* [ACTIVITY] What lines in the material hold the string "true"? Copy out each of them.

* [INFORMATION]

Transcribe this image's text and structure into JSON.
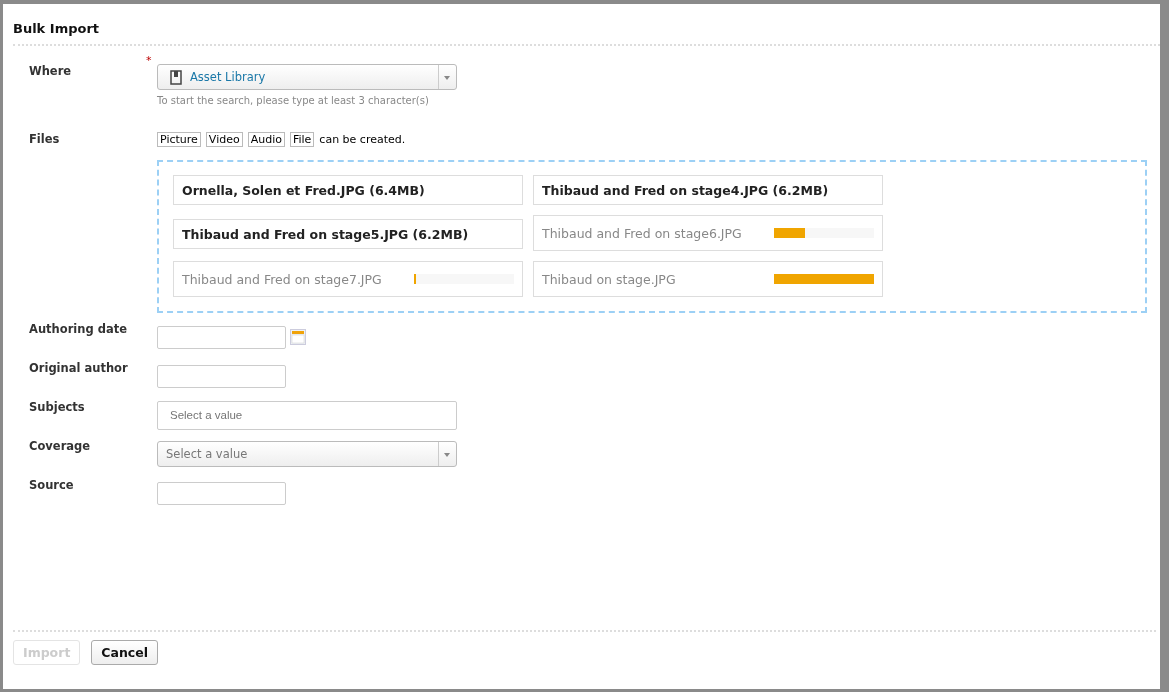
{
  "dialog": {
    "title": "Bulk Import"
  },
  "where": {
    "label": "Where",
    "required": true,
    "required_mark": "*",
    "value": "Asset Library",
    "help": "To start the search, please type at least 3 character(s)"
  },
  "files": {
    "label": "Files",
    "types": [
      "Picture",
      "Video",
      "Audio",
      "File"
    ],
    "types_suffix": "can be created.",
    "items": [
      {
        "kind": "done",
        "name": "Ornella, Solen et Fred.JPG (6.4MB)"
      },
      {
        "kind": "done",
        "name": "Thibaud and Fred on stage4.JPG (6.2MB)"
      },
      {
        "kind": "done",
        "name": "Thibaud and Fred on stage5.JPG (6.2MB)"
      },
      {
        "kind": "uploading",
        "name": "Thibaud and Fred on stage6.JPG",
        "level": 0.31
      },
      {
        "kind": "uploading",
        "name": "Thibaud and Fred on stage7.JPG",
        "level": 0.02
      },
      {
        "kind": "uploading",
        "name": "Thibaud on stage.JPG",
        "level": 1.0
      }
    ]
  },
  "fields": [
    {
      "kind": "date",
      "label": "Authoring date"
    },
    {
      "kind": "text",
      "label": "Original author"
    },
    {
      "kind": "multi",
      "label": "Subjects",
      "placeholder": "Select a value"
    },
    {
      "kind": "select",
      "label": "Coverage",
      "placeholder": "Select a value"
    },
    {
      "kind": "text",
      "label": "Source"
    }
  ],
  "buttons": [
    {
      "label": "Import",
      "disabled": true
    },
    {
      "label": "Cancel",
      "disabled": false
    }
  ]
}
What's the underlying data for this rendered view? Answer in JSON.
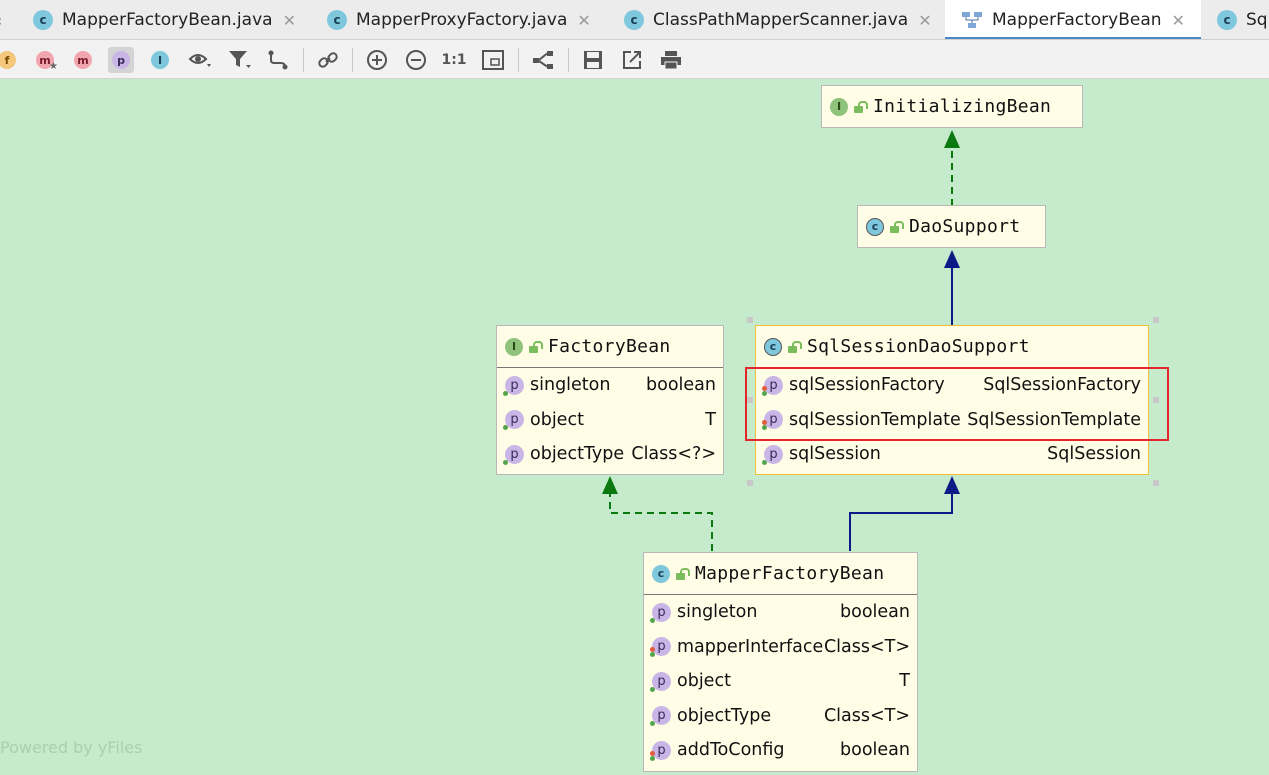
{
  "tabs": [
    {
      "label": "MapperFactoryBean.java",
      "icon": "class-icon",
      "active": false
    },
    {
      "label": "MapperProxyFactory.java",
      "icon": "class-icon",
      "active": false
    },
    {
      "label": "ClassPathMapperScanner.java",
      "icon": "class-icon",
      "active": false
    },
    {
      "label": "MapperFactoryBean",
      "icon": "diagram-icon",
      "active": true
    },
    {
      "label": "Sq",
      "icon": "class-icon",
      "active": false
    }
  ],
  "toolbar": {
    "ratio_label": "1:1",
    "letters": {
      "fields": "f",
      "methods": "m",
      "properties": "p",
      "inner": "I"
    }
  },
  "nodes": {
    "initializing_bean": {
      "name": "InitializingBean",
      "kind": "I"
    },
    "dao_support": {
      "name": "DaoSupport",
      "kind": "C"
    },
    "factory_bean": {
      "name": "FactoryBean",
      "kind": "I",
      "props": [
        {
          "name": "singleton",
          "type": "boolean"
        },
        {
          "name": "object",
          "type": "T"
        },
        {
          "name": "objectType",
          "type": "Class<?>"
        }
      ]
    },
    "sql_session_dao_support": {
      "name": "SqlSessionDaoSupport",
      "kind": "C",
      "props": [
        {
          "name": "sqlSessionFactory",
          "type": "SqlSessionFactory"
        },
        {
          "name": "sqlSessionTemplate",
          "type": "SqlSessionTemplate"
        },
        {
          "name": "sqlSession",
          "type": "SqlSession"
        }
      ]
    },
    "mapper_factory_bean": {
      "name": "MapperFactoryBean",
      "kind": "C",
      "props": [
        {
          "name": "singleton",
          "type": "boolean"
        },
        {
          "name": "mapperInterface",
          "type": "Class<T>"
        },
        {
          "name": "object",
          "type": "T"
        },
        {
          "name": "objectType",
          "type": "Class<T>"
        },
        {
          "name": "addToConfig",
          "type": "boolean"
        }
      ]
    }
  },
  "colors": {
    "canvas": "#c6ebcc",
    "interface_edge": "#0a7a10",
    "extends_edge": "#0b1a86",
    "highlight": "#e5242b"
  },
  "watermark": "Powered by yFiles"
}
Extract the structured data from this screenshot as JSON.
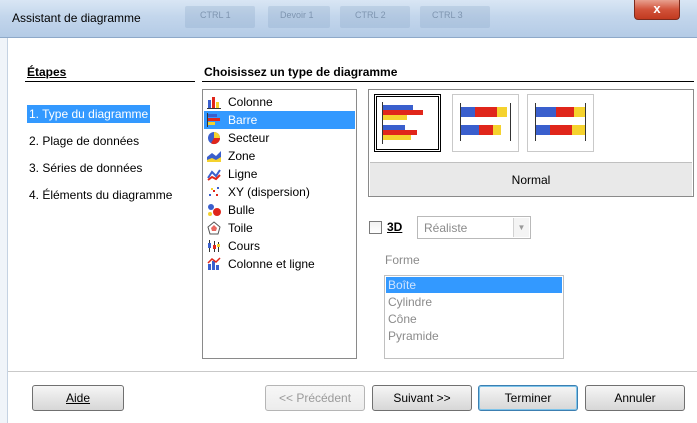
{
  "window": {
    "title": "Assistant de diagramme",
    "close_label": "x",
    "background_ghost_texts": [
      "CTRL 1",
      "Devoir 1",
      "CTRL 2",
      "CTRL 3"
    ]
  },
  "steps": {
    "title": "Étapes",
    "items": [
      {
        "label": "1. Type du diagramme",
        "active": true
      },
      {
        "label": "2. Plage de données",
        "active": false
      },
      {
        "label": "3. Séries de données",
        "active": false
      },
      {
        "label": "4. Éléments du diagramme",
        "active": false
      }
    ]
  },
  "main": {
    "title": "Choisissez un type de diagramme",
    "chart_types": [
      {
        "label": "Colonne",
        "icon": "column-chart-icon"
      },
      {
        "label": "Barre",
        "icon": "bar-chart-icon",
        "selected": true
      },
      {
        "label": "Secteur",
        "icon": "pie-chart-icon"
      },
      {
        "label": "Zone",
        "icon": "area-chart-icon"
      },
      {
        "label": "Ligne",
        "icon": "line-chart-icon"
      },
      {
        "label": "XY (dispersion)",
        "icon": "scatter-chart-icon"
      },
      {
        "label": "Bulle",
        "icon": "bubble-chart-icon"
      },
      {
        "label": "Toile",
        "icon": "net-chart-icon"
      },
      {
        "label": "Cours",
        "icon": "stock-chart-icon"
      },
      {
        "label": "Colonne et ligne",
        "icon": "column-line-chart-icon"
      }
    ],
    "variant_label": "Normal",
    "checkbox_3d": {
      "label": "3D",
      "checked": false
    },
    "style_select": {
      "value": "Réaliste"
    },
    "forme": {
      "label": "Forme",
      "options": [
        "Boîte",
        "Cylindre",
        "Cône",
        "Pyramide"
      ],
      "selected": "Boîte"
    }
  },
  "buttons": {
    "help": "Aide",
    "previous": "<< Précédent",
    "next": "Suivant >>",
    "finish": "Terminer",
    "cancel": "Annuler"
  },
  "colors": {
    "selection": "#3399ff",
    "bar_blue": "#3a5fcd",
    "bar_red": "#e0261b",
    "bar_yellow": "#f5d22e"
  }
}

* [WRITTEN ANSWER]
    "required": true,
      "disabled": true
      "active": true
        "active": true
        "selected": true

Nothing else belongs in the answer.